PROVIDED INFORMATION ▸
__________________________________________________
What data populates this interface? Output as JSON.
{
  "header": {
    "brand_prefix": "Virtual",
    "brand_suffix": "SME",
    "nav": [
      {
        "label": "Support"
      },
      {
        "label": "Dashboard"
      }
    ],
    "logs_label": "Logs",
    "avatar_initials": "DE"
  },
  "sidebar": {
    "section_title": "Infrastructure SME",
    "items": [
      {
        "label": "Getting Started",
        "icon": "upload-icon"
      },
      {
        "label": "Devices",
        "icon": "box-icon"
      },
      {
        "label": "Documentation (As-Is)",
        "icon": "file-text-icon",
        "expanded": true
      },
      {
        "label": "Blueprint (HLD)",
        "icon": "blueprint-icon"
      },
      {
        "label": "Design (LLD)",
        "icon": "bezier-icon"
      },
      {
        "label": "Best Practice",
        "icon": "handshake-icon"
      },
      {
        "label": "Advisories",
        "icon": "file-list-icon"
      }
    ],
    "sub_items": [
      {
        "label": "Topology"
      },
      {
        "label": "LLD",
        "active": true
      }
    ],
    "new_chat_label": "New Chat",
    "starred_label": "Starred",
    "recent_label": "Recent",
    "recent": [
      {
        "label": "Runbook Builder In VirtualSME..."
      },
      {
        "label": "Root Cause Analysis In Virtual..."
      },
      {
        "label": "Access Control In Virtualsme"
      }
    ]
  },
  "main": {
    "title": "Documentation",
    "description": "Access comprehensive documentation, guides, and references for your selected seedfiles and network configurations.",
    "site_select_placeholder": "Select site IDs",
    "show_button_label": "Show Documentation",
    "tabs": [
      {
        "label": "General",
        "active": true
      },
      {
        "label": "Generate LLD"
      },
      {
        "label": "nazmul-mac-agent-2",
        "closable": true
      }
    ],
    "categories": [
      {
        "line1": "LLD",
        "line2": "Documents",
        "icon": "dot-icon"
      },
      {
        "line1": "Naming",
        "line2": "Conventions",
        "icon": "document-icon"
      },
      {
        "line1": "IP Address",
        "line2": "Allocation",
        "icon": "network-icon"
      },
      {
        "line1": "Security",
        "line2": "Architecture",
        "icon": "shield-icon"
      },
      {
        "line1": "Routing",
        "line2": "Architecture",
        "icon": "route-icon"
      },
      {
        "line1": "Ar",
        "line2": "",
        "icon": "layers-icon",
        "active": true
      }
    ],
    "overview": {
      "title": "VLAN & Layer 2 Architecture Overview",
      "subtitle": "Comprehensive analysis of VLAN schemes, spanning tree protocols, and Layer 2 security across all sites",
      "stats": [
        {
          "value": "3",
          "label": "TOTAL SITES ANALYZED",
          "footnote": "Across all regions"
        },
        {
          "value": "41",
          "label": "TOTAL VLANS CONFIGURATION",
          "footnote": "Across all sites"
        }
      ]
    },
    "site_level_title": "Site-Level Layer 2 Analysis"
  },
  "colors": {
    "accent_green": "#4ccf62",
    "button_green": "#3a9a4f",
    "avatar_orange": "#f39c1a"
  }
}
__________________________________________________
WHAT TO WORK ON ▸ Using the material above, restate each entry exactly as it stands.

ANSWER ▸
What data populates this interface? Output as JSON.
{
  "header": {
    "brand_prefix": "Virtual",
    "brand_suffix": "SME",
    "nav": [
      {
        "label": "Support"
      },
      {
        "label": "Dashboard"
      }
    ],
    "logs_label": "Logs",
    "avatar_initials": "DE"
  },
  "sidebar": {
    "section_title": "Infrastructure SME",
    "items": [
      {
        "label": "Getting Started",
        "icon": "upload-icon"
      },
      {
        "label": "Devices",
        "icon": "box-icon"
      },
      {
        "label": "Documentation (As-Is)",
        "icon": "file-text-icon",
        "expanded": true
      },
      {
        "label": "Blueprint (HLD)",
        "icon": "blueprint-icon"
      },
      {
        "label": "Design (LLD)",
        "icon": "bezier-icon"
      },
      {
        "label": "Best Practice",
        "icon": "handshake-icon"
      },
      {
        "label": "Advisories",
        "icon": "file-list-icon"
      }
    ],
    "sub_items": [
      {
        "label": "Topology"
      },
      {
        "label": "LLD",
        "active": true
      }
    ],
    "new_chat_label": "New Chat",
    "starred_label": "Starred",
    "recent_label": "Recent",
    "recent": [
      {
        "label": "Runbook Builder In VirtualSME..."
      },
      {
        "label": "Root Cause Analysis In Virtual..."
      },
      {
        "label": "Access Control In Virtualsme"
      }
    ]
  },
  "main": {
    "title": "Documentation",
    "description": "Access comprehensive documentation, guides, and references for your selected seedfiles and network configurations.",
    "site_select_placeholder": "Select site IDs",
    "show_button_label": "Show Documentation",
    "tabs": [
      {
        "label": "General",
        "active": true
      },
      {
        "label": "Generate LLD"
      },
      {
        "label": "nazmul-mac-agent-2",
        "closable": true
      }
    ],
    "categories": [
      {
        "line1": "LLD",
        "line2": "Documents",
        "icon": "dot-icon"
      },
      {
        "line1": "Naming",
        "line2": "Conventions",
        "icon": "document-icon"
      },
      {
        "line1": "IP Address",
        "line2": "Allocation",
        "icon": "network-icon"
      },
      {
        "line1": "Security",
        "line2": "Architecture",
        "icon": "shield-icon"
      },
      {
        "line1": "Routing",
        "line2": "Architecture",
        "icon": "route-icon"
      },
      {
        "line1": "Ar",
        "line2": "",
        "icon": "layers-icon",
        "active": true
      }
    ],
    "overview": {
      "title": "VLAN & Layer 2 Architecture Overview",
      "subtitle": "Comprehensive analysis of VLAN schemes, spanning tree protocols, and Layer 2 security across all sites",
      "stats": [
        {
          "value": "3",
          "label": "TOTAL SITES ANALYZED",
          "footnote": "Across all regions"
        },
        {
          "value": "41",
          "label": "TOTAL VLANS CONFIGURATION",
          "footnote": "Across all sites"
        }
      ]
    },
    "site_level_title": "Site-Level Layer 2 Analysis"
  },
  "colors": {
    "accent_green": "#4ccf62",
    "button_green": "#3a9a4f",
    "avatar_orange": "#f39c1a"
  }
}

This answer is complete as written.